Beriberi is a disease in which the body does not have enough thiamine (vitamin B1).
Alternative Names of Beriberi are: Thiamine deficiency; Vitamin B1 deficiency.
Complications of Beriberi
Causes of Beriberi
There are two major types of beriberi:
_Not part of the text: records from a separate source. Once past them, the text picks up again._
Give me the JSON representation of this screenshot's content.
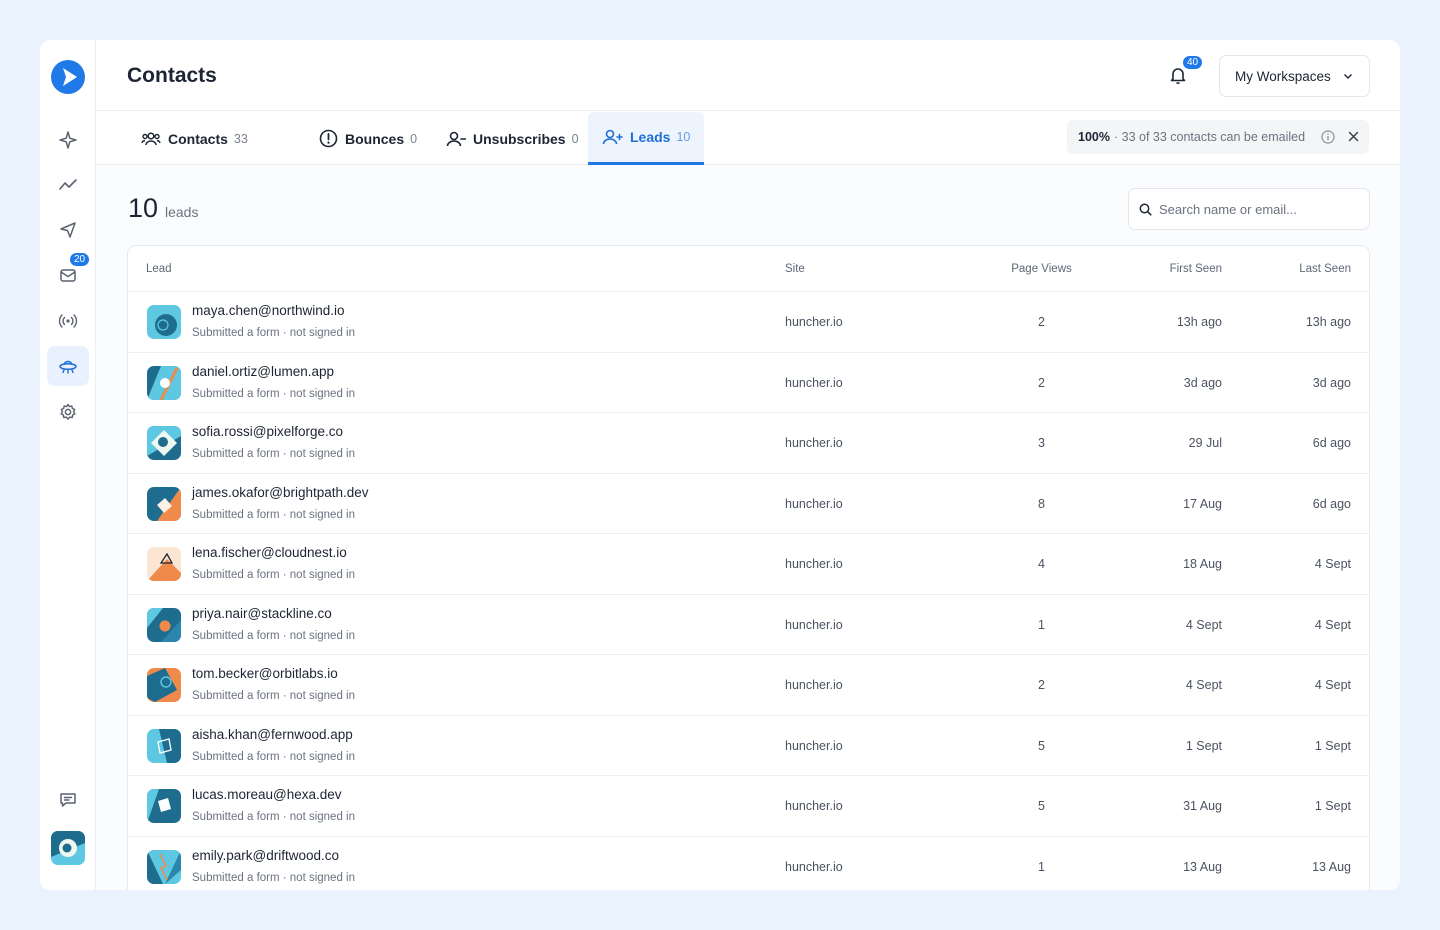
{
  "sidebar": {
    "logo": "play-logo",
    "mail_badge": "20",
    "items": [
      {
        "name": "sparkle-icon"
      },
      {
        "name": "trend-icon"
      },
      {
        "name": "send-icon"
      },
      {
        "name": "mail-icon"
      },
      {
        "name": "broadcast-icon"
      },
      {
        "name": "ufo-icon"
      },
      {
        "name": "gear-icon"
      }
    ],
    "feedback_icon": "chat-icon"
  },
  "header": {
    "title": "Contacts",
    "notification_count": "40",
    "workspace_label": "My Workspaces"
  },
  "tabs": [
    {
      "label": "Contacts",
      "count": "33"
    },
    {
      "label": "Bounces",
      "count": "0"
    },
    {
      "label": "Unsubscribes",
      "count": "0"
    },
    {
      "label": "Leads",
      "count": "10"
    }
  ],
  "email_status": {
    "percent": "100%",
    "text": "· 33 of 33 contacts can be emailed"
  },
  "summary": {
    "count": "10",
    "label": "leads"
  },
  "search": {
    "placeholder": "Search name or email..."
  },
  "table": {
    "columns": [
      "Lead",
      "Site",
      "Page Views",
      "First Seen",
      "Last Seen"
    ],
    "rows": [
      {
        "email": "maya.chen@northwind.io",
        "sub": "Submitted a form · not signed in",
        "site": "huncher.io",
        "views": "2",
        "first": "13h ago",
        "last": "13h ago"
      },
      {
        "email": "daniel.ortiz@lumen.app",
        "sub": "Submitted a form · not signed in",
        "site": "huncher.io",
        "views": "2",
        "first": "3d ago",
        "last": "3d ago"
      },
      {
        "email": "sofia.rossi@pixelforge.co",
        "sub": "Submitted a form · not signed in",
        "site": "huncher.io",
        "views": "3",
        "first": "29 Jul",
        "last": "6d ago"
      },
      {
        "email": "james.okafor@brightpath.dev",
        "sub": "Submitted a form · not signed in",
        "site": "huncher.io",
        "views": "8",
        "first": "17 Aug",
        "last": "6d ago"
      },
      {
        "email": "lena.fischer@cloudnest.io",
        "sub": "Submitted a form · not signed in",
        "site": "huncher.io",
        "views": "4",
        "first": "18 Aug",
        "last": "4 Sept"
      },
      {
        "email": "priya.nair@stackline.co",
        "sub": "Submitted a form · not signed in",
        "site": "huncher.io",
        "views": "1",
        "first": "4 Sept",
        "last": "4 Sept"
      },
      {
        "email": "tom.becker@orbitlabs.io",
        "sub": "Submitted a form · not signed in",
        "site": "huncher.io",
        "views": "2",
        "first": "4 Sept",
        "last": "4 Sept"
      },
      {
        "email": "aisha.khan@fernwood.app",
        "sub": "Submitted a form · not signed in",
        "site": "huncher.io",
        "views": "5",
        "first": "1 Sept",
        "last": "1 Sept"
      },
      {
        "email": "lucas.moreau@hexa.dev",
        "sub": "Submitted a form · not signed in",
        "site": "huncher.io",
        "views": "5",
        "first": "31 Aug",
        "last": "1 Sept"
      },
      {
        "email": "emily.park@driftwood.co",
        "sub": "Submitted a form · not signed in",
        "site": "huncher.io",
        "views": "1",
        "first": "13 Aug",
        "last": "13 Aug"
      }
    ]
  },
  "colors": {
    "accent": "#1f7ae8",
    "teal": "#1e6d8e",
    "orange": "#f08a4b",
    "cyan": "#5ec8e3"
  }
}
Beriberi is rare in the United States because most foods are now vitamin-enriched. If you eat a normal, healthy diet you should get enough thiamine. Today, beriberi occurs mostly in patients who abuse alcohol. Drinking heavily can lead to poor nutrition, and excess alcohol makes it harder for the body to absorb and store thiamine. A rare condition known as genetic beriberi is inherited (passed down through families). People with genetic beriberi lose the ability to absorb thiamine from foods. This can happen slowly over time and symptoms occur when the person is an adult. However, because doctors may not consider beriberi in non-alcoholics, this diagnosis is often missed. Beriberi can occur in breast-fed infants when the mother's body is lacking in thiamine. The condition can also affect infants who are fed unusual formulas that don't have enough thiamine. Getting dialysis and taking high doses of diuretics raise your risk of beriberi.
Signs & Symptoms of Beriberi
Symptoms of dry beriberi include:
Symptoms of wet beriberi include:
Diagnosis of Beriberi
A physical examination may show signs of congestive heart failure, including:
A person with late-stage beriberi may be confused or have memory loss and delusions. The person may be less able to sense vibrations.
A neurological exam may show signs of:
The following tests may be done:
Treatments of Beriberi
Prevention of Beriberi
When to seek Medical Advice
Beriberi is extremely rare in the United States. However, if you feel your family's diet is inadequate or poorly balanced, and you or your children have any symptoms of beriberi, call your health care provider.